> _Activity_
All that is wanted is an exact copy of the line containing "Read all visible content and emit it as JSON." and the lines after it, through the end of the records.

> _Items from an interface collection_
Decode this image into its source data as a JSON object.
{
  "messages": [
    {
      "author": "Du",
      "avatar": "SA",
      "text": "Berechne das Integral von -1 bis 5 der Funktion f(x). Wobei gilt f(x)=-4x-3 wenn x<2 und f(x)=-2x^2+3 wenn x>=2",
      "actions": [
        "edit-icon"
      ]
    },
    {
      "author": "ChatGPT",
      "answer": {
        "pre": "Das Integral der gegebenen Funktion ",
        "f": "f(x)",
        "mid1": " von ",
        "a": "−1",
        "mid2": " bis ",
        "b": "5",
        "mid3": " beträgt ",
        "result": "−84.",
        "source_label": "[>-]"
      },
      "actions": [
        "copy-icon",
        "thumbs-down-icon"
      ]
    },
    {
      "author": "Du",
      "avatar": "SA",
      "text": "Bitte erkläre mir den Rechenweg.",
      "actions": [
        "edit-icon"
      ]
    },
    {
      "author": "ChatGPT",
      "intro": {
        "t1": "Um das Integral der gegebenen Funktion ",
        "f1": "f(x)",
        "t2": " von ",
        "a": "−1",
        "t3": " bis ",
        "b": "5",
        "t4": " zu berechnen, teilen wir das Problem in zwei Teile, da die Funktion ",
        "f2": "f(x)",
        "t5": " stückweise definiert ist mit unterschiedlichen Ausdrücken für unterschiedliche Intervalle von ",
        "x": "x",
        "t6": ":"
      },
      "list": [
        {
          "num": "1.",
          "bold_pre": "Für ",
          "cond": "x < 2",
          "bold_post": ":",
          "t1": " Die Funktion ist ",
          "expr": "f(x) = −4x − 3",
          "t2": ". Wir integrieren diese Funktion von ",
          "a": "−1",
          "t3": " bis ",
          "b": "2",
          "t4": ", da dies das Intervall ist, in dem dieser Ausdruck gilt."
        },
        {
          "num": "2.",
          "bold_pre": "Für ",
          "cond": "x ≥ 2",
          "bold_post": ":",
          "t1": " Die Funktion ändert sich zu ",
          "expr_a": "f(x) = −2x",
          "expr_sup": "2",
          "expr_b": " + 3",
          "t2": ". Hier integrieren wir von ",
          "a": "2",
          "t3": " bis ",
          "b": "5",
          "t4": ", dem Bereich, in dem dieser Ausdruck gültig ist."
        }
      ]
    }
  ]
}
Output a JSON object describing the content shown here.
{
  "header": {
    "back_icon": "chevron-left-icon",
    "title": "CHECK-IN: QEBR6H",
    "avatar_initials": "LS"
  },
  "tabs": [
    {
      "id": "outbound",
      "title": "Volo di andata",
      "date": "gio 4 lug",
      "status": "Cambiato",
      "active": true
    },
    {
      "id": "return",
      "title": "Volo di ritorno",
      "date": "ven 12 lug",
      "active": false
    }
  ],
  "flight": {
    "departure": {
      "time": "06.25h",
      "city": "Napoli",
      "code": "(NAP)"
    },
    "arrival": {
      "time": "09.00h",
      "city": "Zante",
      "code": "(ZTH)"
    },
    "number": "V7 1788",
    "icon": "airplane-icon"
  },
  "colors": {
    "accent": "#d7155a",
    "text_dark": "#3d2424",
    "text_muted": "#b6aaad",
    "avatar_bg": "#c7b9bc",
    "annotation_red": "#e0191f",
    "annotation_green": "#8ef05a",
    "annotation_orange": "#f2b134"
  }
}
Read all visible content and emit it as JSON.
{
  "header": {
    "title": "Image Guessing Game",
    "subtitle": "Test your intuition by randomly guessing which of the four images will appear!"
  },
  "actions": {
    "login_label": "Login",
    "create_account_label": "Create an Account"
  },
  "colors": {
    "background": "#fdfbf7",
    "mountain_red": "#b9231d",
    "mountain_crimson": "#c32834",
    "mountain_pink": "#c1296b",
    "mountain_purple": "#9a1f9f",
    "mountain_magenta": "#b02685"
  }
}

> _Task output_
Read all visible content and emit it as JSON.
{
  "header": {
    "title": "Image Guessing Game",
    "subtitle": "Test your intuition by randomly guessing which of the four images will appear!"
  },
  "actions": {
    "login_label": "Login",
    "create_account_label": "Create an Account"
  },
  "colors": {
    "background": "#fdfbf7",
    "mountain_red": "#b9231d",
    "mountain_crimson": "#c32834",
    "mountain_pink": "#c1296b",
    "mountain_purple": "#9a1f9f",
    "mountain_magenta": "#b02685"
  }
}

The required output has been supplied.